Student or Learner
An article-less noun can mean a general or original purpose of the word. Is that why legend has no article? Doesn't it mean any specific legend, but general legend?
ex)Have you heard of the story of King Arthur? It is an old British legend about how Arthur became a great king against all odds. According to legend, Arthur was the first son of King Uther Pendragon....
Are these the similar examples?
1)I go to a school => go to an unspecific school(physical meaning)
2)I go to the school => go to a specific school(physical meaning)
3)I go to school => No physical location implied, just the action of going to school for learning, the original purpose of school is realized
1)George Bush left the office =>He left the building of his office to leave for the day.
2)George Bush left office => He resigned the presidency. No physical meaning, just the action of resigning one's post.
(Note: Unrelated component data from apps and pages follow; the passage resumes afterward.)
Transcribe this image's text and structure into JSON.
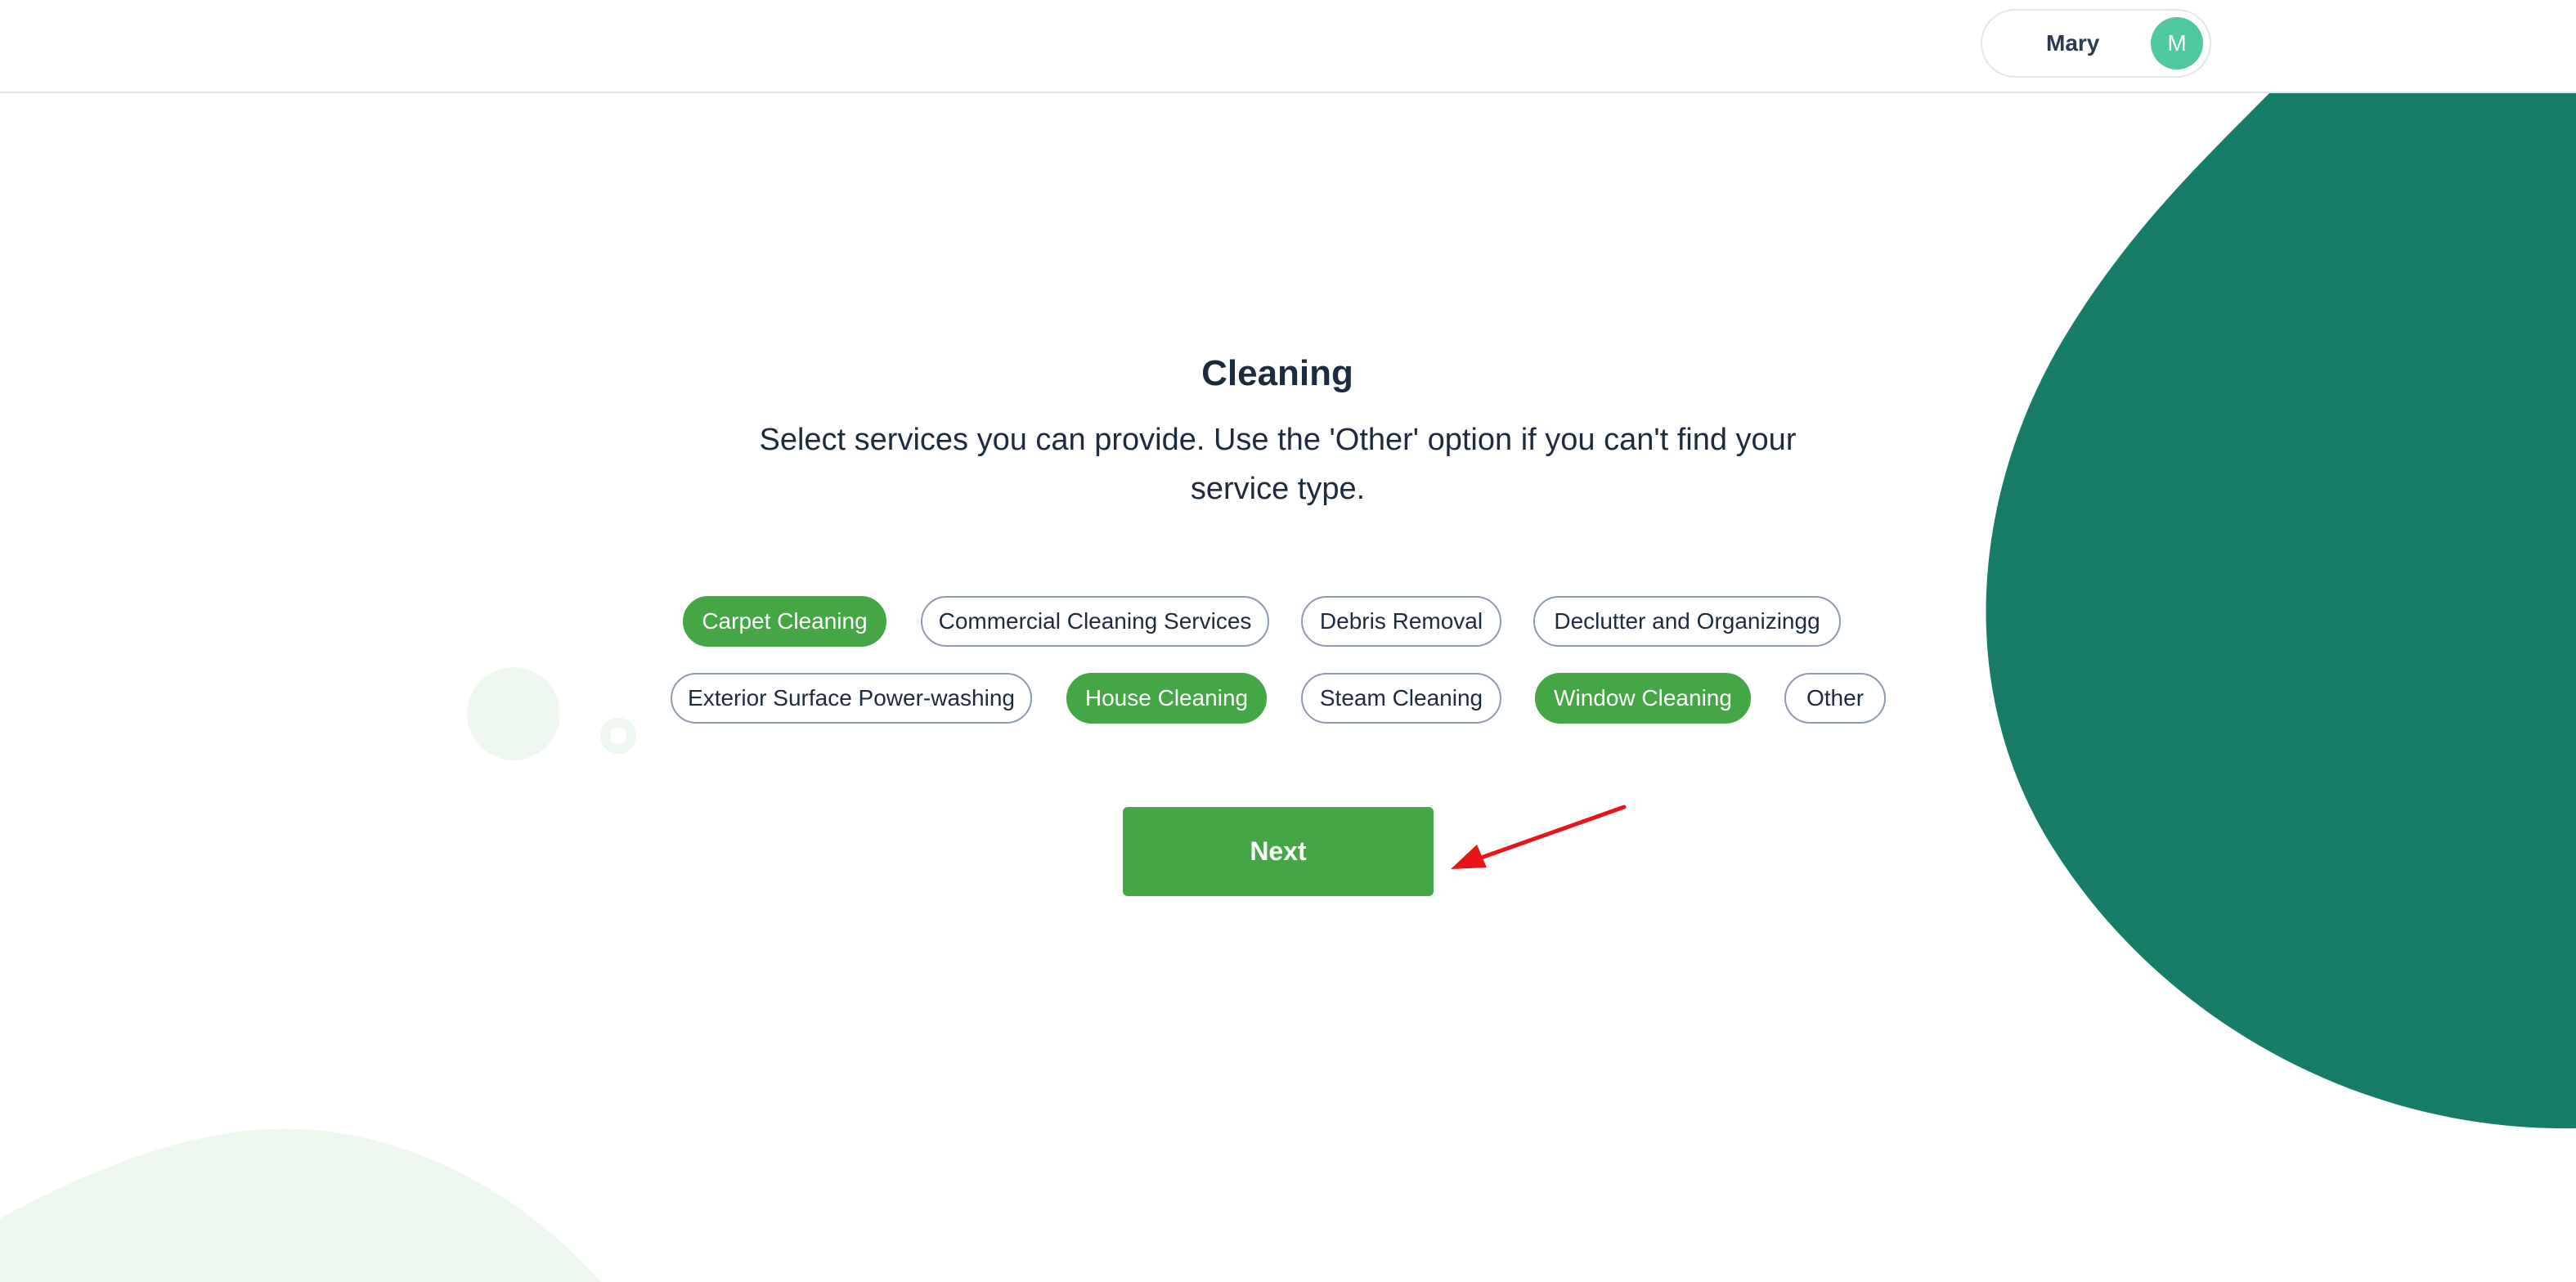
{
  "header": {
    "user_name": "Mary",
    "avatar_initial": "M"
  },
  "main": {
    "title": "Cleaning",
    "subtitle": "Select services you can provide. Use the 'Other' option if you can't find your service type.",
    "services": [
      {
        "label": "Carpet Cleaning",
        "selected": true
      },
      {
        "label": "Commercial Cleaning Services",
        "selected": false
      },
      {
        "label": "Debris Removal",
        "selected": false
      },
      {
        "label": "Declutter and Organizingg",
        "selected": false
      },
      {
        "label": "Exterior Surface Power-washing",
        "selected": false
      },
      {
        "label": "House Cleaning",
        "selected": true
      },
      {
        "label": "Steam Cleaning",
        "selected": false
      },
      {
        "label": "Window Cleaning",
        "selected": true
      },
      {
        "label": "Other",
        "selected": false
      }
    ],
    "next_label": "Next"
  },
  "colors": {
    "brand_green": "#44a645",
    "dark_teal": "#177d68",
    "avatar_teal": "#4fc8a0",
    "text_dark": "#1d2b3f",
    "chip_border": "#8a9ab0",
    "pale_green": "#eef7ee",
    "annotation_red": "#e8141b"
  }
}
For countable nouns' generalization, you normally use plural forms like
ex)Dogs naturally bark, Doctors are the people who help others, Human beings should love each other.
But for uncountable nouns' generalization, you normally use singluar forms like
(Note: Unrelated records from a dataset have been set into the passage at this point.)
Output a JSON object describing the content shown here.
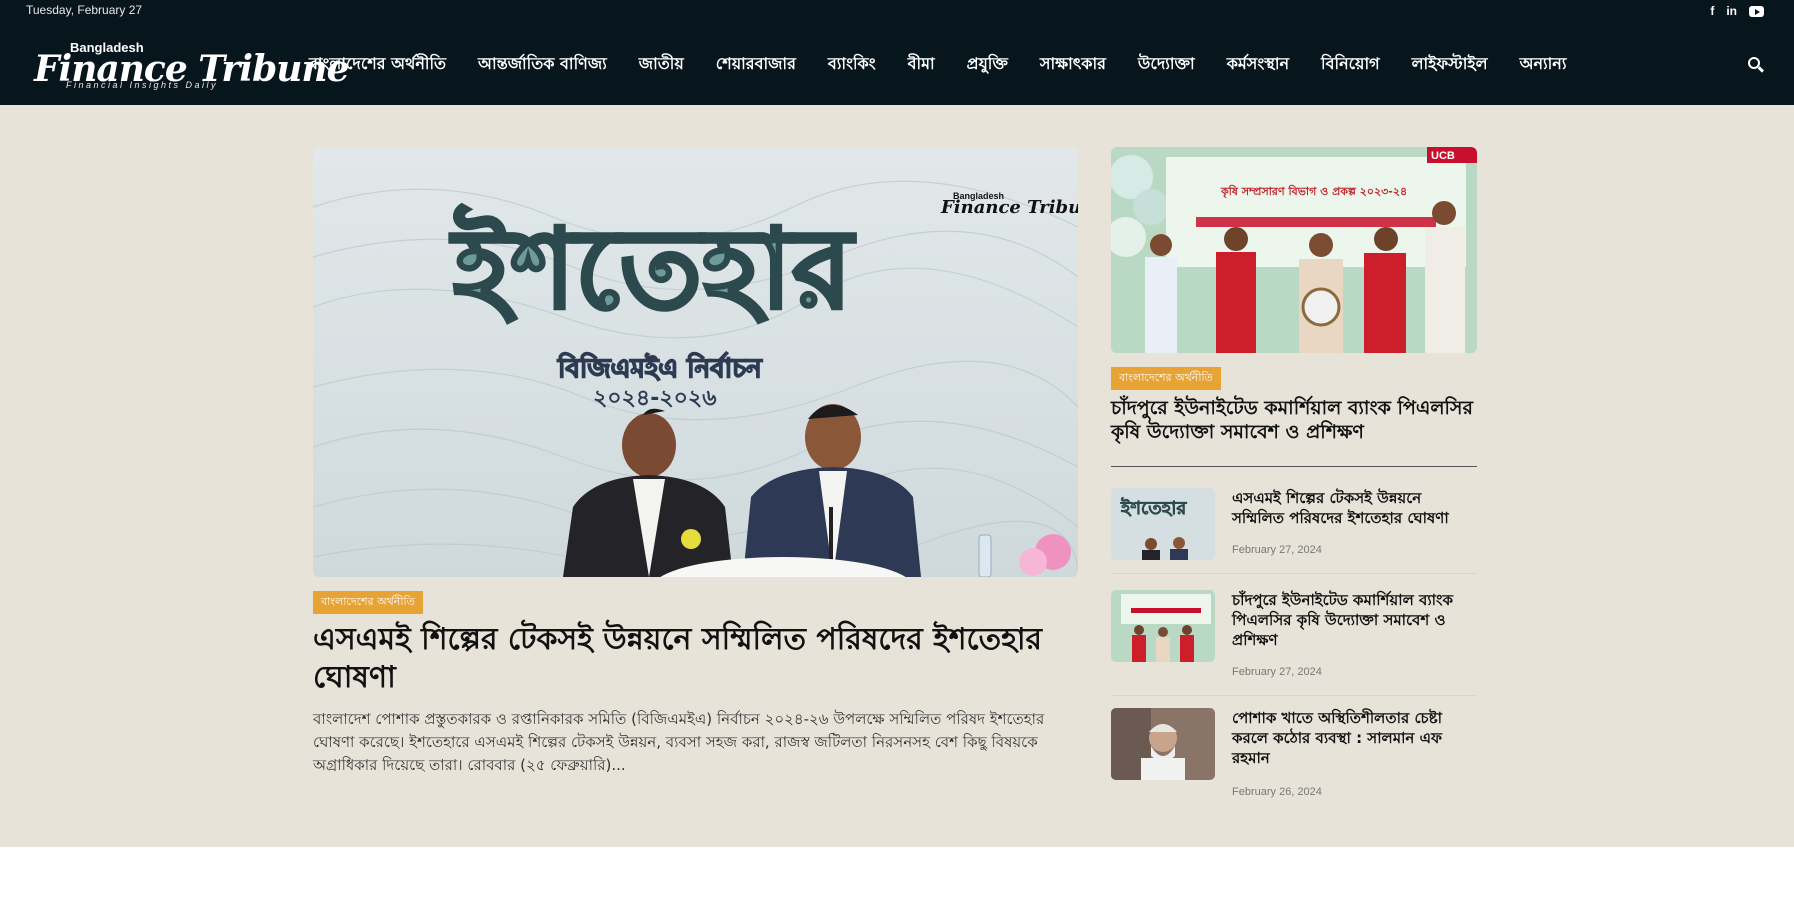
{
  "topbar": {
    "date": "Tuesday, February 27",
    "social": [
      "facebook-icon",
      "linkedin-icon",
      "youtube-icon"
    ],
    "facebook_glyph": "f",
    "linkedin_glyph": "in"
  },
  "header": {
    "logo_small": "Bangladesh",
    "logo_big": "Finance Tribune",
    "logo_tagline": "Financial Insights Daily",
    "nav": [
      "বাংলাদেশের অর্থনীতি",
      "আন্তর্জাতিক বাণিজ্য",
      "জাতীয়",
      "শেয়ারবাজার",
      "ব্যাংকিং",
      "বীমা",
      "প্রযুক্তি",
      "সাক্ষাৎকার",
      "উদ্যোক্তা",
      "কর্মসংস্থান",
      "বিনিয়োগ",
      "লাইফস্টাইল",
      "অন্যান্য"
    ]
  },
  "featured": {
    "category": "বাংলাদেশের অর্থনীতি",
    "title": "এসএমই শিল্পের টেকসই উন্নয়নে সম্মিলিত পরিষদের ইশতেহার ঘোষণা",
    "excerpt": "বাংলাদেশ পোশাক প্রস্তুতকারক ও রপ্তানিকারক সমিতি (বিজিএমইএ) নির্বাচন ২০২৪-২৬ উপলক্ষে সম্মিলিত পরিষদ ইশতেহার ঘোষণা করেছে। ইশতেহারে এসএমই শিল্পের টেকসই উন্নয়ন, ব্যবসা সহজ করা, রাজস্ব জটিলতা নিরসনসহ বেশ কিছু বিষয়কে অগ্রাধিকার দিয়েছে তারা। রোববার (২৫ ফেব্রুয়ারি)...",
    "image": {
      "headline": "ইশতেহার",
      "subline": "বিজিএমইএ নির্বাচন",
      "years": "২০২৪-২০২৬",
      "brand_small": "Bangladesh",
      "brand_big": "Finance Tribune"
    }
  },
  "side_feature": {
    "category": "বাংলাদেশের অর্থনীতি",
    "title": "চাঁদপুরে ইউনাইটেড কমার্শিয়াল ব্যাংক পিএলসির কৃষি উদ্যোক্তা সমাবেশ ও প্রশিক্ষণ",
    "image": {
      "banner_line": "কৃষি সম্প্রসারণ বিভাগ ও প্রকল্প ২০২৩-২৪",
      "logo": "UCB"
    }
  },
  "list": [
    {
      "title": "এসএমই শিল্পের টেকসই উন্নয়নে সম্মিলিত পরিষদের ইশতেহার ঘোষণা",
      "date": "February 27, 2024",
      "thumb_text": "ইশতেহার"
    },
    {
      "title": "চাঁদপুরে ইউনাইটেড কমার্শিয়াল ব্যাংক পিএলসির কৃষি উদ্যোক্তা সমাবেশ ও প্রশিক্ষণ",
      "date": "February 27, 2024"
    },
    {
      "title": "পোশাক খাতে অস্থিতিশীলতার চেষ্টা করলে কঠোর ব্যবস্থা : সালমান এফ রহমান",
      "date": "February 26, 2024"
    }
  ],
  "colors": {
    "header_bg": "#07161d",
    "page_bg": "#e7e3d8",
    "badge": "#e8a335"
  }
}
ex)Water is used to drink, Pizza is tasty to eat, Love is the supreme thing,
According to dictionary, "legend" can be either singular or plural, so whenever I see this kind of words, I'm confused about whether to use "legends" or "legend" for generalization, so I have temporarily decided there's no fixed rule for this, there's much more idiomatics usages.
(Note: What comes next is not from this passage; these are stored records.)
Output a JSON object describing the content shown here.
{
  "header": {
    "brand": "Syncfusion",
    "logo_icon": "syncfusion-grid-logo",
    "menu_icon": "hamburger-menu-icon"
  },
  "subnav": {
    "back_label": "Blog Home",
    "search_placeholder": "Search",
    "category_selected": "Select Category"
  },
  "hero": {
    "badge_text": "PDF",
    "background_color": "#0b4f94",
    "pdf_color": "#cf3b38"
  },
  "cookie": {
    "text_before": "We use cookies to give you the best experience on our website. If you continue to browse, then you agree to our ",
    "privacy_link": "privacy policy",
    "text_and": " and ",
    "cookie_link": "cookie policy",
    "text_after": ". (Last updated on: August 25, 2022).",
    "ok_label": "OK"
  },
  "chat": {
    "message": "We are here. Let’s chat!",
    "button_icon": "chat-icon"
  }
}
So I feel I'd rather just memorize those usages than try to set up a rule for this. What do you think?
It's pretty safe for you to use 'legend' as a countable noun. In the original, "According to legend, Arthur was the first son of King Uther Pendragon...." it would be acceptable to use 'a legend' or 'legends'.
Simply note, for your own interest, when 'legend' is used uncountably. You'll probably find that it is used in this way in a small number of almost fixed expressions -According to legend, Legend tells us (that), Legend has it (that), the heroes/witches/knights errant/dragons of legend, ...